It's all contrary to actual human nature, which is just not that rigid.
I mean, really, what man ever actually poses like the guys in these ads? But they're ideal, urban and urbane men. They model an identity that many men feel they must strive to achieve.
Everywhere we turn -- in the cradle, in the family, at school, at work, in the media -- men and women are taught how to behave differently from one another. We're taught how to walk, how to hold our limbs, how to hold the very muscles of our faces.
We get pretty anxious about it all. What man hasn't felt anxious at some point that he's not measuring up as a man? What woman hasn't at some point felt anxious that she's not feminine enough?
As we try to get it "right," we end up practising in front of mirrors, carefully choosing our clothes, modulating the pitch of our voices, faking our interests... all as a kind of constant rehearsal or performance of masculinity or femininity. We all fail, at least some of the time.
People get very hung up on maintaining their femininity...
... or their masculinity.
Pose like this if you're a boy.
Pose like this if you're a girl.

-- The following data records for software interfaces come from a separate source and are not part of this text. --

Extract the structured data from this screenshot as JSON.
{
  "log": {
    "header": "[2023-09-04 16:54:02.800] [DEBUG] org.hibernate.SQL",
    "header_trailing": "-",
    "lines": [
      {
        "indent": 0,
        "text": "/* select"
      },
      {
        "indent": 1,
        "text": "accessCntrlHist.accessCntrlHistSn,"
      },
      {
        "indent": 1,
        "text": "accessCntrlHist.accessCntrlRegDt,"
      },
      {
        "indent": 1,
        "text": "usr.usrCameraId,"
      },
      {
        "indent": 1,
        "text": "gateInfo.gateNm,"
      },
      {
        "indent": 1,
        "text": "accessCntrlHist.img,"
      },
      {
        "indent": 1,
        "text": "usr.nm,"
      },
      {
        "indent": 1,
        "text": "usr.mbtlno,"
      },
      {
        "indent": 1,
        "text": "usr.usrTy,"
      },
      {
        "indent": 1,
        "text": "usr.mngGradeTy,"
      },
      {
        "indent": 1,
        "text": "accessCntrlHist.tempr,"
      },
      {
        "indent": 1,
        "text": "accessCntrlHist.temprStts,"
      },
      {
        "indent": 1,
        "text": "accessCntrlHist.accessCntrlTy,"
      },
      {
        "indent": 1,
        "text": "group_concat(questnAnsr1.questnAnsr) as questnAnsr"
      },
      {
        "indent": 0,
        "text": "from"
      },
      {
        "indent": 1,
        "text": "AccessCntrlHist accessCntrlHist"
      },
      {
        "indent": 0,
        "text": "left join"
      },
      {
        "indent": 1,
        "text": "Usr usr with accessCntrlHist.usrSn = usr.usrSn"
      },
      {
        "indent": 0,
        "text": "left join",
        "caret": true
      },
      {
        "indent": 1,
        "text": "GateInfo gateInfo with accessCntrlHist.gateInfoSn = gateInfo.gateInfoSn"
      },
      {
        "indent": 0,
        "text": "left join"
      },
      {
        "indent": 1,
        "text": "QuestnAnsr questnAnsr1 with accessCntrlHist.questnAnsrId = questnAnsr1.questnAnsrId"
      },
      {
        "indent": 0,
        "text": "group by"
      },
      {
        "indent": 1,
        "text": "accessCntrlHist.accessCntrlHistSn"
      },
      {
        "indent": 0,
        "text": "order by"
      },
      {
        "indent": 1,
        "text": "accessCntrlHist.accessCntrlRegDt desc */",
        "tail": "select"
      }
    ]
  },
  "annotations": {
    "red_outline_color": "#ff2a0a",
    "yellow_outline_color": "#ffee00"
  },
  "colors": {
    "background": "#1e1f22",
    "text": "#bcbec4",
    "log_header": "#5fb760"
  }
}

In academia, we call all this "rehearsing masculinity." If gender (masculine or feminine) really were naturally associated with biological sex (male or female), would we have to work so hard to get it right? Would culture have to condemn gender rebels so much? Would parents have to "correct" their children's behaviour so much?
If it's so natural, why do have to practise, rehearse, and perform it?
|This is my pain face. I think of it as the authentic me. Funny how others see me as sunny and positive.|
It's too stressful to get all hung up on gender. So screw it. Fuck with gender!
Let's all stop being anxious, lighten up, and play with gender instead.
As for me, I'm buying Beau an engagement ring! Who says I can't?
So be whoever you really are.
A little bit butch.
And a little bit femme.
And a whole lot of exactly who you really are -- whoever that may be.
(I'm joining the dress-up fun at Visible Mondays at Not Dead Yet.)